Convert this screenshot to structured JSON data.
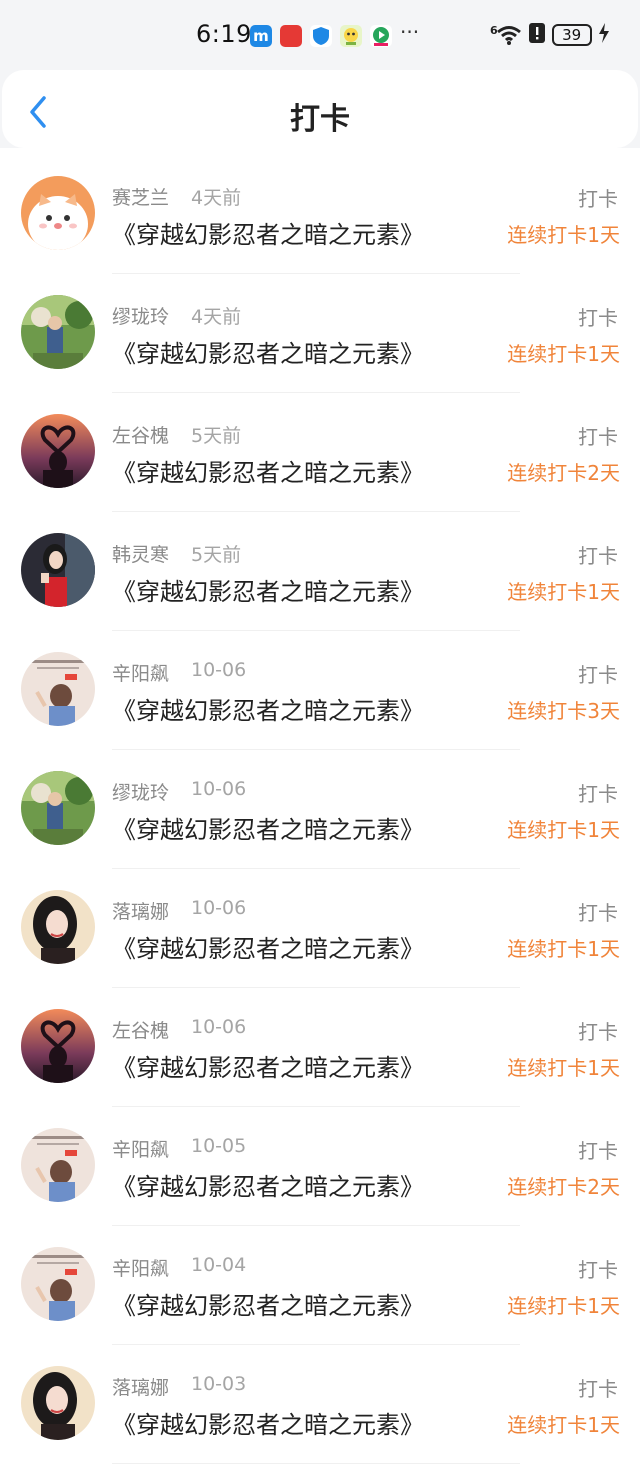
{
  "status_bar": {
    "time": "6:19",
    "battery": "39",
    "more": "···",
    "network": "6"
  },
  "header": {
    "title": "打卡"
  },
  "colors": {
    "accent_orange": "#f0843a",
    "back_blue": "#2f8ff0"
  },
  "checkins": [
    {
      "user": "赛芝兰",
      "time": "4天前",
      "book": "《穿越幻影忍者之暗之元素》",
      "action": "打卡",
      "streak": "连续打卡1天",
      "avatar": "cartoon-dog"
    },
    {
      "user": "缪珑玲",
      "time": "4天前",
      "book": "《穿越幻影忍者之暗之元素》",
      "action": "打卡",
      "streak": "连续打卡1天",
      "avatar": "girl-garden"
    },
    {
      "user": "左谷槐",
      "time": "5天前",
      "book": "《穿越幻影忍者之暗之元素》",
      "action": "打卡",
      "streak": "连续打卡2天",
      "avatar": "sunset-heart"
    },
    {
      "user": "韩灵寒",
      "time": "5天前",
      "book": "《穿越幻影忍者之暗之元素》",
      "action": "打卡",
      "streak": "连续打卡1天",
      "avatar": "girl-red-dress"
    },
    {
      "user": "辛阳飙",
      "time": "10-06",
      "book": "《穿越幻影忍者之暗之元素》",
      "action": "打卡",
      "streak": "连续打卡3天",
      "avatar": "illustration-girl"
    },
    {
      "user": "缪珑玲",
      "time": "10-06",
      "book": "《穿越幻影忍者之暗之元素》",
      "action": "打卡",
      "streak": "连续打卡1天",
      "avatar": "girl-garden"
    },
    {
      "user": "落璃娜",
      "time": "10-06",
      "book": "《穿越幻影忍者之暗之元素》",
      "action": "打卡",
      "streak": "连续打卡1天",
      "avatar": "girl-portrait"
    },
    {
      "user": "左谷槐",
      "time": "10-06",
      "book": "《穿越幻影忍者之暗之元素》",
      "action": "打卡",
      "streak": "连续打卡1天",
      "avatar": "sunset-heart"
    },
    {
      "user": "辛阳飙",
      "time": "10-05",
      "book": "《穿越幻影忍者之暗之元素》",
      "action": "打卡",
      "streak": "连续打卡2天",
      "avatar": "illustration-girl"
    },
    {
      "user": "辛阳飙",
      "time": "10-04",
      "book": "《穿越幻影忍者之暗之元素》",
      "action": "打卡",
      "streak": "连续打卡1天",
      "avatar": "illustration-girl"
    },
    {
      "user": "落璃娜",
      "time": "10-03",
      "book": "《穿越幻影忍者之暗之元素》",
      "action": "打卡",
      "streak": "连续打卡1天",
      "avatar": "girl-portrait"
    }
  ]
}
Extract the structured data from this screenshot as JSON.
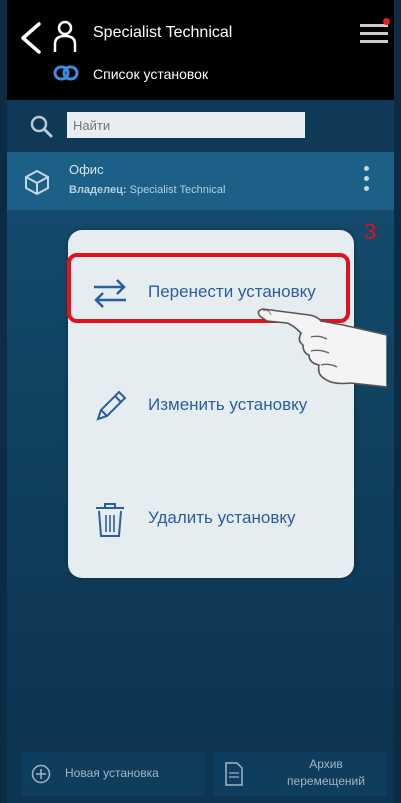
{
  "header": {
    "user_name": "Specialist Technical",
    "subtitle": "Список установок"
  },
  "search": {
    "placeholder": "Найти"
  },
  "installation": {
    "name": "Офис",
    "owner_label": "Владелец:",
    "owner_name": "Specialist Technical"
  },
  "popup": {
    "options": [
      {
        "label": "Перенести установку",
        "icon": "transfer-arrows-icon"
      },
      {
        "label": "Изменить установку",
        "icon": "pencil-icon"
      },
      {
        "label": "Удалить установку",
        "icon": "trash-icon"
      }
    ]
  },
  "annotation": {
    "step": "3"
  },
  "bottom": {
    "new_label": "Новая установка",
    "archive_line1": "Архив",
    "archive_line2": "перемещений"
  },
  "colors": {
    "accent_blue": "#2a5ea0",
    "highlight_red": "#e4101b"
  }
}
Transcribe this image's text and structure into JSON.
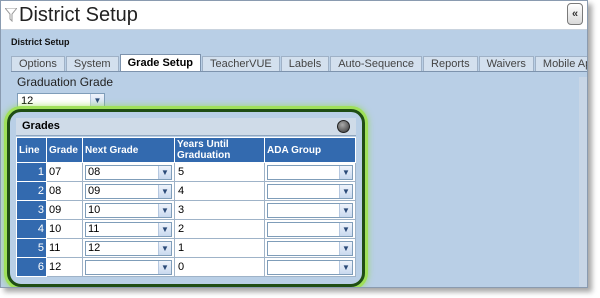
{
  "window": {
    "title": "District Setup",
    "collapse_glyph": "«"
  },
  "subtitle": "District Setup",
  "tabs": [
    {
      "label": "Options",
      "active": false
    },
    {
      "label": "System",
      "active": false
    },
    {
      "label": "Grade Setup",
      "active": true
    },
    {
      "label": "TeacherVUE",
      "active": false
    },
    {
      "label": "Labels",
      "active": false
    },
    {
      "label": "Auto-Sequence",
      "active": false
    },
    {
      "label": "Reports",
      "active": false
    },
    {
      "label": "Waivers",
      "active": false
    },
    {
      "label": "Mobile Apps",
      "active": false
    }
  ],
  "graduation": {
    "label": "Graduation Grade",
    "value": "12"
  },
  "grades": {
    "title": "Grades",
    "columns": [
      "Line",
      "Grade",
      "Next Grade",
      "Years Until Graduation",
      "ADA Group"
    ],
    "rows": [
      {
        "line": "1",
        "grade": "07",
        "next": "08",
        "years": "5",
        "ada": ""
      },
      {
        "line": "2",
        "grade": "08",
        "next": "09",
        "years": "4",
        "ada": ""
      },
      {
        "line": "3",
        "grade": "09",
        "next": "10",
        "years": "3",
        "ada": ""
      },
      {
        "line": "4",
        "grade": "10",
        "next": "11",
        "years": "2",
        "ada": ""
      },
      {
        "line": "5",
        "grade": "11",
        "next": "12",
        "years": "1",
        "ada": ""
      },
      {
        "line": "6",
        "grade": "12",
        "next": "",
        "years": "0",
        "ada": ""
      }
    ]
  },
  "icons": {
    "dropdown_arrow": "▼",
    "funnel": "filter-icon"
  }
}
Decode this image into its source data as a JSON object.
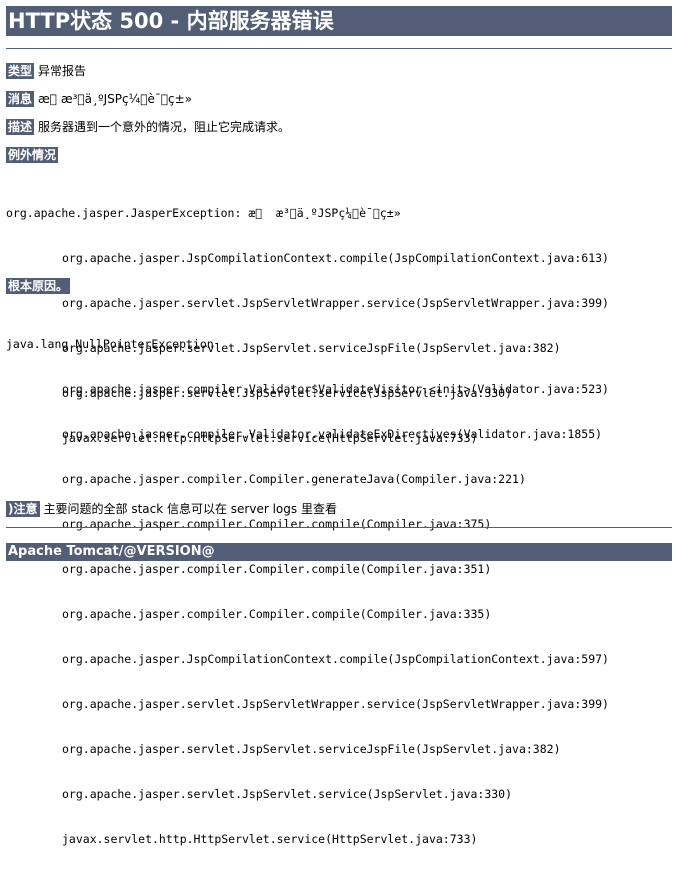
{
  "page": {
    "title": "HTTP状态 500 - 内部服务器错误",
    "footer": "Apache Tomcat/@VERSION@"
  },
  "report": {
    "type_label": "类型",
    "type_value": "异常报告",
    "message_label": "消息",
    "message_value": "æ\u0000 æ³\u0000ä¸ºJSPç¼\u0000è¯\u0000ç±»",
    "description_label": "描述",
    "description_value": "服务器遇到一个意外的情况，阻止它完成请求。",
    "exception_heading": "例外情况",
    "exception_first_line": "org.apache.jasper.JasperException: æ\u0000  æ³\u0000ä¸ºJSPç¼\u0000è¯\u0000ç±»",
    "exception_frames": [
      "org.apache.jasper.JspCompilationContext.compile(JspCompilationContext.java:613)",
      "org.apache.jasper.servlet.JspServletWrapper.service(JspServletWrapper.java:399)",
      "org.apache.jasper.servlet.JspServlet.serviceJspFile(JspServlet.java:382)",
      "org.apache.jasper.servlet.JspServlet.service(JspServlet.java:330)",
      "javax.servlet.http.HttpServlet.service(HttpServlet.java:733)"
    ],
    "root_cause_heading": "根本原因。",
    "root_cause_first_line": "java.lang.NullPointerException",
    "root_cause_frames": [
      "org.apache.jasper.compiler.Validator$ValidateVisitor.<init>(Validator.java:523)",
      "org.apache.jasper.compiler.Validator.validateExDirectives(Validator.java:1855)",
      "org.apache.jasper.compiler.Compiler.generateJava(Compiler.java:221)",
      "org.apache.jasper.compiler.Compiler.compile(Compiler.java:375)",
      "org.apache.jasper.compiler.Compiler.compile(Compiler.java:351)",
      "org.apache.jasper.compiler.Compiler.compile(Compiler.java:335)",
      "org.apache.jasper.JspCompilationContext.compile(JspCompilationContext.java:597)",
      "org.apache.jasper.servlet.JspServletWrapper.service(JspServletWrapper.java:399)",
      "org.apache.jasper.servlet.JspServlet.serviceJspFile(JspServlet.java:382)",
      "org.apache.jasper.servlet.JspServlet.service(JspServlet.java:330)",
      "javax.servlet.http.HttpServlet.service(HttpServlet.java:733)"
    ],
    "note_label": ")注意",
    "note_value": "主要问题的全部 stack 信息可以在 server logs 里查看"
  },
  "colors": {
    "bar_background": "#525d76",
    "bar_text": "#ffffff",
    "body_text": "#000000",
    "page_background": "#ffffff"
  }
}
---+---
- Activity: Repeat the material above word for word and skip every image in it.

- Solved exercise:
Convert this screenshot to structured JSON data.
{
  "status_bar": {
    "time": "6:19",
    "battery": "39",
    "more": "···",
    "network": "6"
  },
  "header": {
    "title": "打卡"
  },
  "colors": {
    "accent_orange": "#f0843a",
    "back_blue": "#2f8ff0"
  },
  "checkins": [
    {
      "user": "赛芝兰",
      "time": "4天前",
      "book": "《穿越幻影忍者之暗之元素》",
      "action": "打卡",
      "streak": "连续打卡1天",
      "avatar": "cartoon-dog"
    },
    {
      "user": "缪珑玲",
      "time": "4天前",
      "book": "《穿越幻影忍者之暗之元素》",
      "action": "打卡",
      "streak": "连续打卡1天",
      "avatar": "girl-garden"
    },
    {
      "user": "左谷槐",
      "time": "5天前",
      "book": "《穿越幻影忍者之暗之元素》",
      "action": "打卡",
      "streak": "连续打卡2天",
      "avatar": "sunset-heart"
    },
    {
      "user": "韩灵寒",
      "time": "5天前",
      "book": "《穿越幻影忍者之暗之元素》",
      "action": "打卡",
      "streak": "连续打卡1天",
      "avatar": "girl-red-dress"
    },
    {
      "user": "辛阳飙",
      "time": "10-06",
      "book": "《穿越幻影忍者之暗之元素》",
      "action": "打卡",
      "streak": "连续打卡3天",
      "avatar": "illustration-girl"
    },
    {
      "user": "缪珑玲",
      "time": "10-06",
      "book": "《穿越幻影忍者之暗之元素》",
      "action": "打卡",
      "streak": "连续打卡1天",
      "avatar": "girl-garden"
    },
    {
      "user": "落璃娜",
      "time": "10-06",
      "book": "《穿越幻影忍者之暗之元素》",
      "action": "打卡",
      "streak": "连续打卡1天",
      "avatar": "girl-portrait"
    },
    {
      "user": "左谷槐",
      "time": "10-06",
      "book": "《穿越幻影忍者之暗之元素》",
      "action": "打卡",
      "streak": "连续打卡1天",
      "avatar": "sunset-heart"
    },
    {
      "user": "辛阳飙",
      "time": "10-05",
      "book": "《穿越幻影忍者之暗之元素》",
      "action": "打卡",
      "streak": "连续打卡2天",
      "avatar": "illustration-girl"
    },
    {
      "user": "辛阳飙",
      "time": "10-04",
      "book": "《穿越幻影忍者之暗之元素》",
      "action": "打卡",
      "streak": "连续打卡1天",
      "avatar": "illustration-girl"
    },
    {
      "user": "落璃娜",
      "time": "10-03",
      "book": "《穿越幻影忍者之暗之元素》",
      "action": "打卡",
      "streak": "连续打卡1天",
      "avatar": "girl-portrait"
    }
  ]
}
Extract the structured data from this screenshot as JSON.
{
  "header": {
    "user_name": "Specialist Technical",
    "subtitle": "Список установок"
  },
  "search": {
    "placeholder": "Найти"
  },
  "installation": {
    "name": "Офис",
    "owner_label": "Владелец:",
    "owner_name": "Specialist Technical"
  },
  "popup": {
    "options": [
      {
        "label": "Перенести установку",
        "icon": "transfer-arrows-icon"
      },
      {
        "label": "Изменить установку",
        "icon": "pencil-icon"
      },
      {
        "label": "Удалить установку",
        "icon": "trash-icon"
      }
    ]
  },
  "annotation": {
    "step": "3"
  },
  "bottom": {
    "new_label": "Новая установка",
    "archive_line1": "Архив",
    "archive_line2": "перемещений"
  },
  "colors": {
    "accent_blue": "#2a5ea0",
    "highlight_red": "#e4101b"
  }
}
Transcribe this image's text and structure into JSON.
{
  "window": {
    "title": "District Setup",
    "collapse_glyph": "«"
  },
  "subtitle": "District Setup",
  "tabs": [
    {
      "label": "Options",
      "active": false
    },
    {
      "label": "System",
      "active": false
    },
    {
      "label": "Grade Setup",
      "active": true
    },
    {
      "label": "TeacherVUE",
      "active": false
    },
    {
      "label": "Labels",
      "active": false
    },
    {
      "label": "Auto-Sequence",
      "active": false
    },
    {
      "label": "Reports",
      "active": false
    },
    {
      "label": "Waivers",
      "active": false
    },
    {
      "label": "Mobile Apps",
      "active": false
    }
  ],
  "graduation": {
    "label": "Graduation Grade",
    "value": "12"
  },
  "grades": {
    "title": "Grades",
    "columns": [
      "Line",
      "Grade",
      "Next Grade",
      "Years Until Graduation",
      "ADA Group"
    ],
    "rows": [
      {
        "line": "1",
        "grade": "07",
        "next": "08",
        "years": "5",
        "ada": ""
      },
      {
        "line": "2",
        "grade": "08",
        "next": "09",
        "years": "4",
        "ada": ""
      },
      {
        "line": "3",
        "grade": "09",
        "next": "10",
        "years": "3",
        "ada": ""
      },
      {
        "line": "4",
        "grade": "10",
        "next": "11",
        "years": "2",
        "ada": ""
      },
      {
        "line": "5",
        "grade": "11",
        "next": "12",
        "years": "1",
        "ada": ""
      },
      {
        "line": "6",
        "grade": "12",
        "next": "",
        "years": "0",
        "ada": ""
      }
    ]
  },
  "icons": {
    "dropdown_arrow": "▼",
    "funnel": "filter-icon"
  }
}
Decode this image into its source data as a JSON object.
{
  "page": {
    "title": "HTTP状态 500 - 内部服务器错误",
    "footer": "Apache Tomcat/@VERSION@"
  },
  "report": {
    "type_label": "类型",
    "type_value": "异常报告",
    "message_label": "消息",
    "message_value": "æ\u0000 æ³\u0000ä¸ºJSPç¼\u0000è¯\u0000ç±»",
    "description_label": "描述",
    "description_value": "服务器遇到一个意外的情况，阻止它完成请求。",
    "exception_heading": "例外情况",
    "exception_first_line": "org.apache.jasper.JasperException: æ\u0000  æ³\u0000ä¸ºJSPç¼\u0000è¯\u0000ç±»",
    "exception_frames": [
      "org.apache.jasper.JspCompilationContext.compile(JspCompilationContext.java:613)",
      "org.apache.jasper.servlet.JspServletWrapper.service(JspServletWrapper.java:399)",
      "org.apache.jasper.servlet.JspServlet.serviceJspFile(JspServlet.java:382)",
      "org.apache.jasper.servlet.JspServlet.service(JspServlet.java:330)",
      "javax.servlet.http.HttpServlet.service(HttpServlet.java:733)"
    ],
    "root_cause_heading": "根本原因。",
    "root_cause_first_line": "java.lang.NullPointerException",
    "root_cause_frames": [
      "org.apache.jasper.compiler.Validator$ValidateVisitor.<init>(Validator.java:523)",
      "org.apache.jasper.compiler.Validator.validateExDirectives(Validator.java:1855)",
      "org.apache.jasper.compiler.Compiler.generateJava(Compiler.java:221)",
      "org.apache.jasper.compiler.Compiler.compile(Compiler.java:375)",
      "org.apache.jasper.compiler.Compiler.compile(Compiler.java:351)",
      "org.apache.jasper.compiler.Compiler.compile(Compiler.java:335)",
      "org.apache.jasper.JspCompilationContext.compile(JspCompilationContext.java:597)",
      "org.apache.jasper.servlet.JspServletWrapper.service(JspServletWrapper.java:399)",
      "org.apache.jasper.servlet.JspServlet.serviceJspFile(JspServlet.java:382)",
      "org.apache.jasper.servlet.JspServlet.service(JspServlet.java:330)",
      "javax.servlet.http.HttpServlet.service(HttpServlet.java:733)"
    ],
    "note_label": ")注意",
    "note_value": "主要问题的全部 stack 信息可以在 server logs 里查看"
  },
  "colors": {
    "bar_background": "#525d76",
    "bar_text": "#ffffff",
    "body_text": "#000000",
    "page_background": "#ffffff"
  }
}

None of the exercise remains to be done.